● INSTRUCTIONS FOR THE TASK: Images do not belong in the copy. Retype all the entries below exactly.

====== DATA FOR REVIEW

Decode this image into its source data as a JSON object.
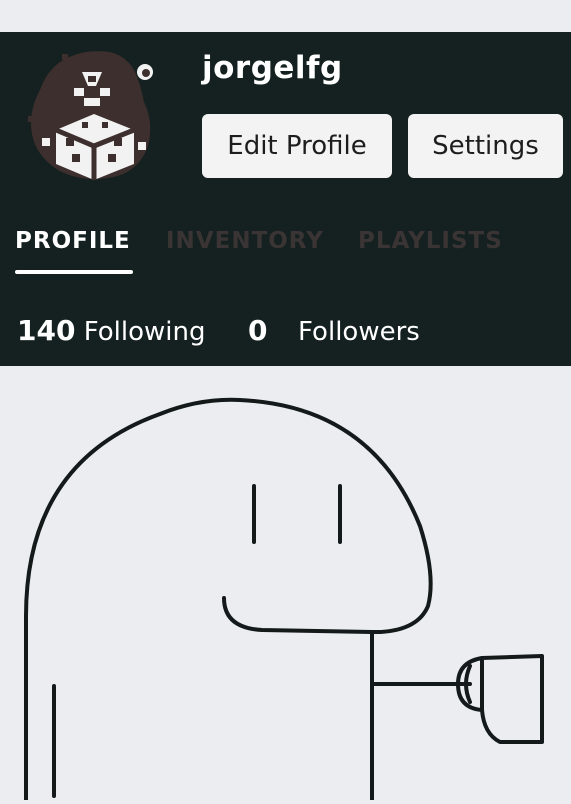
{
  "profile": {
    "username": "jorgelfg",
    "edit_button": "Edit Profile",
    "settings_button": "Settings"
  },
  "tabs": [
    {
      "label": "PROFILE",
      "active": true
    },
    {
      "label": "INVENTORY",
      "active": false
    },
    {
      "label": "PLAYLISTS",
      "active": false
    }
  ],
  "stats": {
    "following_count": "140",
    "following_label": "Following",
    "followers_count": "0",
    "followers_label": "Followers"
  },
  "colors": {
    "header_bg": "#142120",
    "page_bg": "#ecedf1",
    "active_tab": "#ffffff",
    "inactive_tab": "#3b3434"
  },
  "icons": {
    "avatar": "pixel-art-creature-avatar",
    "illustration": "cartoon-character-holding-cup"
  }
}
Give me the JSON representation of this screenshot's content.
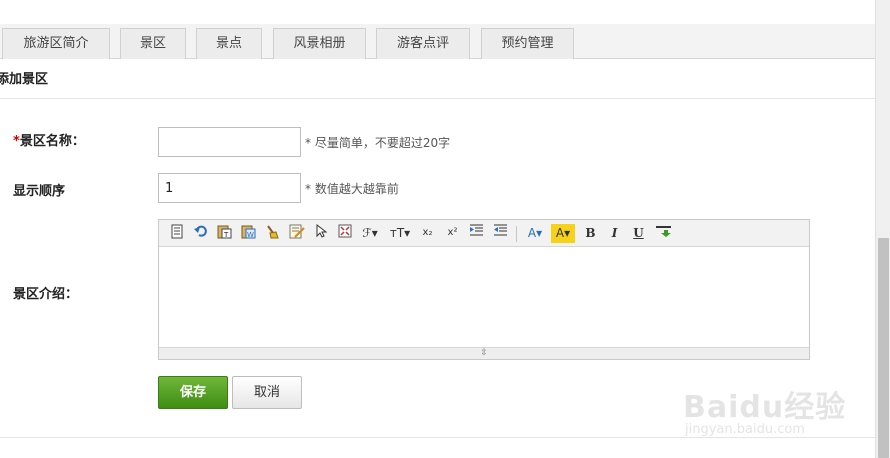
{
  "tabs": [
    {
      "label": "旅游区简介"
    },
    {
      "label": "景区"
    },
    {
      "label": "景点"
    },
    {
      "label": "风景相册"
    },
    {
      "label": "游客点评"
    },
    {
      "label": "预约管理"
    }
  ],
  "section": {
    "title": "添加景区"
  },
  "form": {
    "name": {
      "required_mark": "*",
      "label": "景区名称：",
      "value": "",
      "hint": "* 尽量简单，不要超过20字"
    },
    "order": {
      "label": "显示顺序",
      "value": "1",
      "hint": "* 数值越大越靠前"
    },
    "intro": {
      "label": "景区介绍："
    }
  },
  "editor": {
    "toolbar_icons": [
      "source-icon",
      "undo-icon",
      "paste-text-icon",
      "paste-word-icon",
      "clear-format-icon",
      "select-all-icon",
      "cursor-icon",
      "fullscreen-icon",
      "font-family-icon",
      "font-size-icon",
      "subscript-icon",
      "superscript-icon",
      "indent-icon",
      "outdent-icon",
      "font-color-icon",
      "highlight-icon",
      "bold-icon",
      "italic-icon",
      "underline-icon",
      "insert-icon"
    ],
    "glyphs": {
      "font_family": "ℱ▾",
      "font_size": "тT▾",
      "subscript": "x₂",
      "superscript": "x²",
      "font_color": "A▾",
      "highlight": "A▾",
      "bold": "B",
      "italic": "I",
      "underline": "U"
    },
    "resize_glyph": "⇳"
  },
  "buttons": {
    "save": "保存",
    "cancel": "取消"
  },
  "watermark": {
    "logo": "Baidu经验",
    "url": "jingyan.baidu.com"
  },
  "colors": {
    "save_green": "#4c9c1c",
    "required_red": "#cc0000"
  }
}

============

● TASK OUTPUT:
Decode this image into its source data as a JSON object.
{
  "profile": {
    "username": "jorgelfg",
    "edit_button": "Edit Profile",
    "settings_button": "Settings"
  },
  "tabs": [
    {
      "label": "PROFILE",
      "active": true
    },
    {
      "label": "INVENTORY",
      "active": false
    },
    {
      "label": "PLAYLISTS",
      "active": false
    }
  ],
  "stats": {
    "following_count": "140",
    "following_label": "Following",
    "followers_count": "0",
    "followers_label": "Followers"
  },
  "colors": {
    "header_bg": "#142120",
    "page_bg": "#ecedf1",
    "active_tab": "#ffffff",
    "inactive_tab": "#3b3434"
  },
  "icons": {
    "avatar": "pixel-art-creature-avatar",
    "illustration": "cartoon-character-holding-cup"
  }
}
Give me the JSON representation of this screenshot's content.
{
  "tabs": [
    {
      "label": "旅游区简介"
    },
    {
      "label": "景区"
    },
    {
      "label": "景点"
    },
    {
      "label": "风景相册"
    },
    {
      "label": "游客点评"
    },
    {
      "label": "预约管理"
    }
  ],
  "section": {
    "title": "添加景区"
  },
  "form": {
    "name": {
      "required_mark": "*",
      "label": "景区名称：",
      "value": "",
      "hint": "* 尽量简单，不要超过20字"
    },
    "order": {
      "label": "显示顺序",
      "value": "1",
      "hint": "* 数值越大越靠前"
    },
    "intro": {
      "label": "景区介绍："
    }
  },
  "editor": {
    "toolbar_icons": [
      "source-icon",
      "undo-icon",
      "paste-text-icon",
      "paste-word-icon",
      "clear-format-icon",
      "select-all-icon",
      "cursor-icon",
      "fullscreen-icon",
      "font-family-icon",
      "font-size-icon",
      "subscript-icon",
      "superscript-icon",
      "indent-icon",
      "outdent-icon",
      "font-color-icon",
      "highlight-icon",
      "bold-icon",
      "italic-icon",
      "underline-icon",
      "insert-icon"
    ],
    "glyphs": {
      "font_family": "ℱ▾",
      "font_size": "тT▾",
      "subscript": "x₂",
      "superscript": "x²",
      "font_color": "A▾",
      "highlight": "A▾",
      "bold": "B",
      "italic": "I",
      "underline": "U"
    },
    "resize_glyph": "⇳"
  },
  "buttons": {
    "save": "保存",
    "cancel": "取消"
  },
  "watermark": {
    "logo": "Baidu经验",
    "url": "jingyan.baidu.com"
  },
  "colors": {
    "save_green": "#4c9c1c",
    "required_red": "#cc0000"
  }
}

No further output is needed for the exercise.